• **Task brief**
Set down every entry word for word. Omit the pictures.

Data about app and page elements
Start of Block

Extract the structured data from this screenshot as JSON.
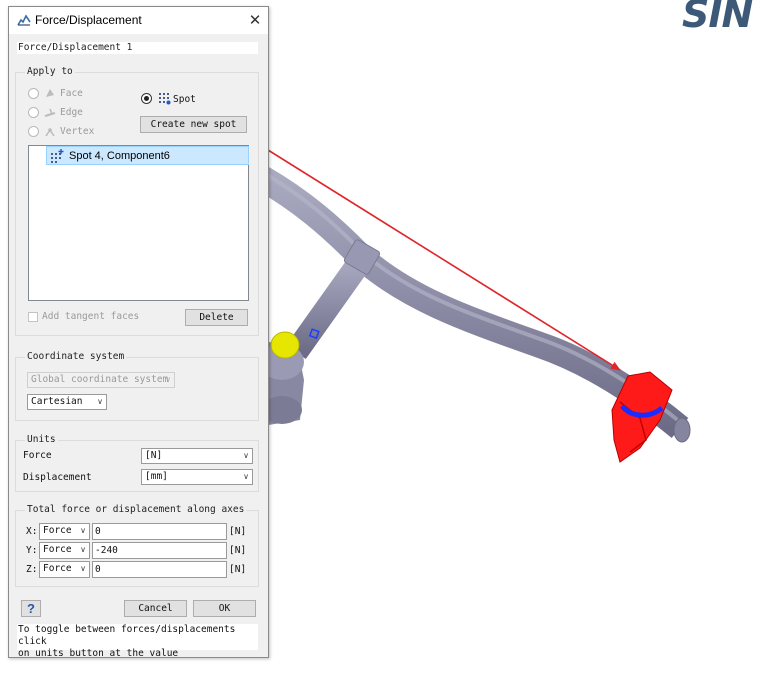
{
  "logo_text": "SIN",
  "dialog": {
    "title": "Force/Displacement",
    "name_value": "Force/Displacement 1",
    "apply_to": {
      "legend": "Apply to",
      "face_label": "Face",
      "edge_label": "Edge",
      "vertex_label": "Vertex",
      "spot_label": "Spot",
      "create_spot_button": "Create new spot",
      "list_items": [
        "Spot 4, Component6"
      ],
      "add_tangent_label": "Add tangent faces",
      "delete_button": "Delete"
    },
    "coordinate_system": {
      "legend": "Coordinate system",
      "system_value": "Global coordinate system",
      "type_value": "Cartesian"
    },
    "units": {
      "legend": "Units",
      "force_label": "Force",
      "force_value": "[N]",
      "displacement_label": "Displacement",
      "displacement_value": "[mm]"
    },
    "axes": {
      "legend": "Total force or displacement along axes",
      "rows": [
        {
          "axis": "X:",
          "mode": "Force",
          "value": "0",
          "unit": "[N]"
        },
        {
          "axis": "Y:",
          "mode": "Force",
          "value": "-240",
          "unit": "[N]"
        },
        {
          "axis": "Z:",
          "mode": "Force",
          "value": "0",
          "unit": "[N]"
        }
      ]
    },
    "help_label": "?",
    "cancel_button": "Cancel",
    "ok_button": "OK",
    "hint_line1": "To toggle between forces/displacements click",
    "hint_line2": "on units button at the value"
  },
  "colors": {
    "arrow": "#e0252b",
    "part": "#8a8aa4",
    "load_marker": "#ff1a1a",
    "selection": "#cce8ff"
  }
}
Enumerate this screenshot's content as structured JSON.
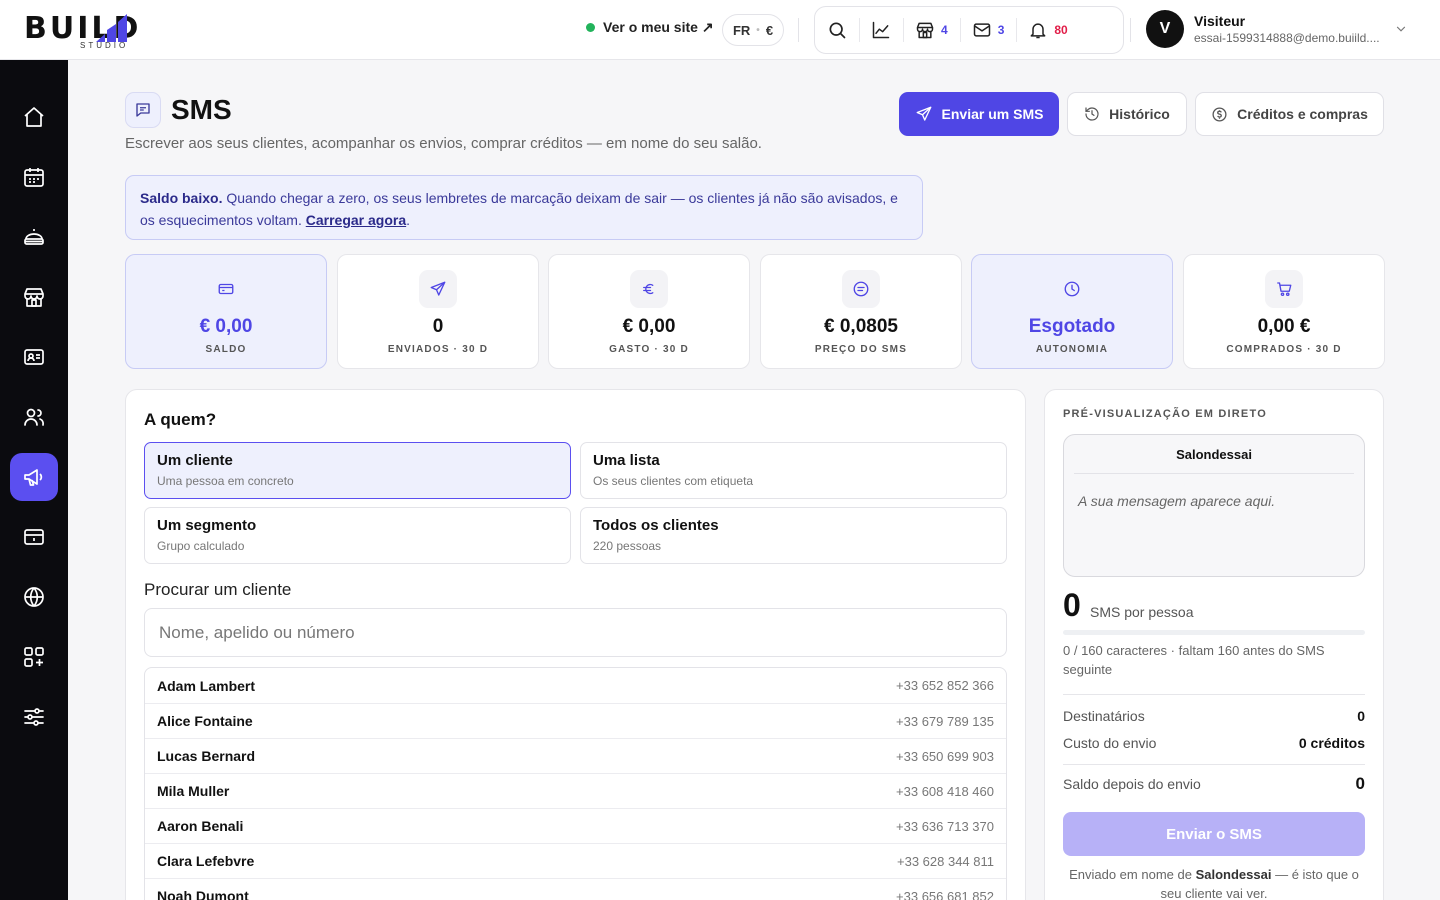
{
  "brand": {
    "logo_word": "BUILD",
    "logo_sub": "STUDIO"
  },
  "topbar": {
    "site_link": "Ver o meu site ↗",
    "lang": "FR",
    "currency": "€",
    "counts": {
      "shop": "4",
      "mail": "3",
      "bell": "80"
    },
    "user_initial": "V",
    "user_name": "Visiteur",
    "user_email": "essai-1599314888@demo.buiild...."
  },
  "sidebar": [
    "home-icon",
    "calendar-icon",
    "services-icon",
    "shop-icon",
    "contacts-icon",
    "team-icon",
    "megaphone-icon",
    "card-icon",
    "globe-icon",
    "apps-icon",
    "settings-icon"
  ],
  "header": {
    "title": "SMS",
    "subtitle": "Escrever aos seus clientes, acompanhar os envios, comprar créditos — em nome do seu salão.",
    "send_label": "Enviar um SMS",
    "history_label": "Histórico",
    "credits_label": "Créditos e compras"
  },
  "alert": {
    "bold": "Saldo baixo.",
    "text": "Quando chegar a zero, os seus lembretes de marcação deixam de sair — os clientes já não são avisados, e os esquecimentos voltam.",
    "link": "Carregar agora",
    "end": "."
  },
  "stats": [
    {
      "value": "€ 0,00",
      "label": "SALDO",
      "icon": "wallet-icon"
    },
    {
      "value": "0",
      "label": "ENVIADOS · 30 D",
      "icon": "send-icon"
    },
    {
      "value": "€ 0,00",
      "label": "GASTO · 30 D",
      "icon": "euro-icon"
    },
    {
      "value": "€ 0,0805",
      "label": "PREÇO DO SMS",
      "icon": "price-icon"
    },
    {
      "value": "Esgotado",
      "label": "AUTONOMIA",
      "icon": "clock-icon"
    },
    {
      "value": "0,00 €",
      "label": "COMPRADOS · 30 D",
      "icon": "cart-icon"
    }
  ],
  "audience": {
    "title": "A quem?",
    "options": [
      {
        "title": "Um cliente",
        "desc": "Uma pessoa em concreto"
      },
      {
        "title": "Uma lista",
        "desc": "Os seus clientes com etiqueta"
      },
      {
        "title": "Um segmento",
        "desc": "Grupo calculado"
      },
      {
        "title": "Todos os clientes",
        "desc": "220 pessoas"
      }
    ],
    "selected_index": 0
  },
  "search": {
    "label": "Procurar um cliente",
    "placeholder": "Nome, apelido ou número",
    "value": ""
  },
  "clients": [
    {
      "name": "Adam Lambert",
      "phone": "+33 652 852 366"
    },
    {
      "name": "Alice Fontaine",
      "phone": "+33 679 789 135"
    },
    {
      "name": "Lucas Bernard",
      "phone": "+33 650 699 903"
    },
    {
      "name": "Mila Muller",
      "phone": "+33 608 418 460"
    },
    {
      "name": "Aaron Benali",
      "phone": "+33 636 713 370"
    },
    {
      "name": "Clara Lefebvre",
      "phone": "+33 628 344 811"
    },
    {
      "name": "Noah Dumont",
      "phone": "+33 656 681 852"
    }
  ],
  "preview": {
    "title": "PRÉ-VISUALIZAÇÃO EM DIRETO",
    "sender": "Salondessai",
    "message": "A sua mensagem aparece aqui.",
    "sms_count": "0",
    "sms_count_label": "SMS por pessoa",
    "char_progress": 0,
    "chars_text": "0 / 160 caracteres · faltam 160 antes do SMS seguinte",
    "recipients_label": "Destinatários",
    "recipients_value": "0",
    "cost_label": "Custo do envio",
    "cost_value": "0 créditos",
    "balance_after_label": "Saldo depois do envio",
    "balance_after_value": "0",
    "send_label": "Enviar o SMS",
    "footer_pre": "Enviado em nome de",
    "footer_name": "Salondessai",
    "footer_post": "— é isto que o seu cliente vai ver."
  },
  "colors": {
    "accent": "#4f46e5",
    "accent_soft": "#eef0fd",
    "sidebar": "#0b0b0f",
    "online": "#22b35b",
    "alert_red": "#e11d48"
  }
}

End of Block

• **Expected output**
Extract the structured data from this screenshot as JSON.
{
  "logo_text": "SIN",
  "dialog": {
    "title": "Force/Displacement",
    "name_value": "Force/Displacement 1",
    "apply_to": {
      "legend": "Apply to",
      "face_label": "Face",
      "edge_label": "Edge",
      "vertex_label": "Vertex",
      "spot_label": "Spot",
      "create_spot_button": "Create new spot",
      "list_items": [
        "Spot 4, Component6"
      ],
      "add_tangent_label": "Add tangent faces",
      "delete_button": "Delete"
    },
    "coordinate_system": {
      "legend": "Coordinate system",
      "system_value": "Global coordinate system",
      "type_value": "Cartesian"
    },
    "units": {
      "legend": "Units",
      "force_label": "Force",
      "force_value": "[N]",
      "displacement_label": "Displacement",
      "displacement_value": "[mm]"
    },
    "axes": {
      "legend": "Total force or displacement along axes",
      "rows": [
        {
          "axis": "X:",
          "mode": "Force",
          "value": "0",
          "unit": "[N]"
        },
        {
          "axis": "Y:",
          "mode": "Force",
          "value": "-240",
          "unit": "[N]"
        },
        {
          "axis": "Z:",
          "mode": "Force",
          "value": "0",
          "unit": "[N]"
        }
      ]
    },
    "help_label": "?",
    "cancel_button": "Cancel",
    "ok_button": "OK",
    "hint_line1": "To toggle between forces/displacements click",
    "hint_line2": "on units button at the value"
  },
  "colors": {
    "arrow": "#e0252b",
    "part": "#8a8aa4",
    "load_marker": "#ff1a1a",
    "selection": "#cce8ff"
  }
}
Enumerate this screenshot's content as structured JSON.
{
  "brand": {
    "logo_word": "BUILD",
    "logo_sub": "STUDIO"
  },
  "topbar": {
    "site_link": "Ver o meu site ↗",
    "lang": "FR",
    "currency": "€",
    "counts": {
      "shop": "4",
      "mail": "3",
      "bell": "80"
    },
    "user_initial": "V",
    "user_name": "Visiteur",
    "user_email": "essai-1599314888@demo.buiild...."
  },
  "sidebar": [
    "home-icon",
    "calendar-icon",
    "services-icon",
    "shop-icon",
    "contacts-icon",
    "team-icon",
    "megaphone-icon",
    "card-icon",
    "globe-icon",
    "apps-icon",
    "settings-icon"
  ],
  "header": {
    "title": "SMS",
    "subtitle": "Escrever aos seus clientes, acompanhar os envios, comprar créditos — em nome do seu salão.",
    "send_label": "Enviar um SMS",
    "history_label": "Histórico",
    "credits_label": "Créditos e compras"
  },
  "alert": {
    "bold": "Saldo baixo.",
    "text": "Quando chegar a zero, os seus lembretes de marcação deixam de sair — os clientes já não são avisados, e os esquecimentos voltam.",
    "link": "Carregar agora",
    "end": "."
  },
  "stats": [
    {
      "value": "€ 0,00",
      "label": "SALDO",
      "icon": "wallet-icon"
    },
    {
      "value": "0",
      "label": "ENVIADOS · 30 D",
      "icon": "send-icon"
    },
    {
      "value": "€ 0,00",
      "label": "GASTO · 30 D",
      "icon": "euro-icon"
    },
    {
      "value": "€ 0,0805",
      "label": "PREÇO DO SMS",
      "icon": "price-icon"
    },
    {
      "value": "Esgotado",
      "label": "AUTONOMIA",
      "icon": "clock-icon"
    },
    {
      "value": "0,00 €",
      "label": "COMPRADOS · 30 D",
      "icon": "cart-icon"
    }
  ],
  "audience": {
    "title": "A quem?",
    "options": [
      {
        "title": "Um cliente",
        "desc": "Uma pessoa em concreto"
      },
      {
        "title": "Uma lista",
        "desc": "Os seus clientes com etiqueta"
      },
      {
        "title": "Um segmento",
        "desc": "Grupo calculado"
      },
      {
        "title": "Todos os clientes",
        "desc": "220 pessoas"
      }
    ],
    "selected_index": 0
  },
  "search": {
    "label": "Procurar um cliente",
    "placeholder": "Nome, apelido ou número",
    "value": ""
  },
  "clients": [
    {
      "name": "Adam Lambert",
      "phone": "+33 652 852 366"
    },
    {
      "name": "Alice Fontaine",
      "phone": "+33 679 789 135"
    },
    {
      "name": "Lucas Bernard",
      "phone": "+33 650 699 903"
    },
    {
      "name": "Mila Muller",
      "phone": "+33 608 418 460"
    },
    {
      "name": "Aaron Benali",
      "phone": "+33 636 713 370"
    },
    {
      "name": "Clara Lefebvre",
      "phone": "+33 628 344 811"
    },
    {
      "name": "Noah Dumont",
      "phone": "+33 656 681 852"
    }
  ],
  "preview": {
    "title": "PRÉ-VISUALIZAÇÃO EM DIRETO",
    "sender": "Salondessai",
    "message": "A sua mensagem aparece aqui.",
    "sms_count": "0",
    "sms_count_label": "SMS por pessoa",
    "char_progress": 0,
    "chars_text": "0 / 160 caracteres · faltam 160 antes do SMS seguinte",
    "recipients_label": "Destinatários",
    "recipients_value": "0",
    "cost_label": "Custo do envio",
    "cost_value": "0 créditos",
    "balance_after_label": "Saldo depois do envio",
    "balance_after_value": "0",
    "send_label": "Enviar o SMS",
    "footer_pre": "Enviado em nome de",
    "footer_name": "Salondessai",
    "footer_post": "— é isto que o seu cliente vai ver."
  },
  "colors": {
    "accent": "#4f46e5",
    "accent_soft": "#eef0fd",
    "sidebar": "#0b0b0f",
    "online": "#22b35b",
    "alert_red": "#e11d48"
  }
}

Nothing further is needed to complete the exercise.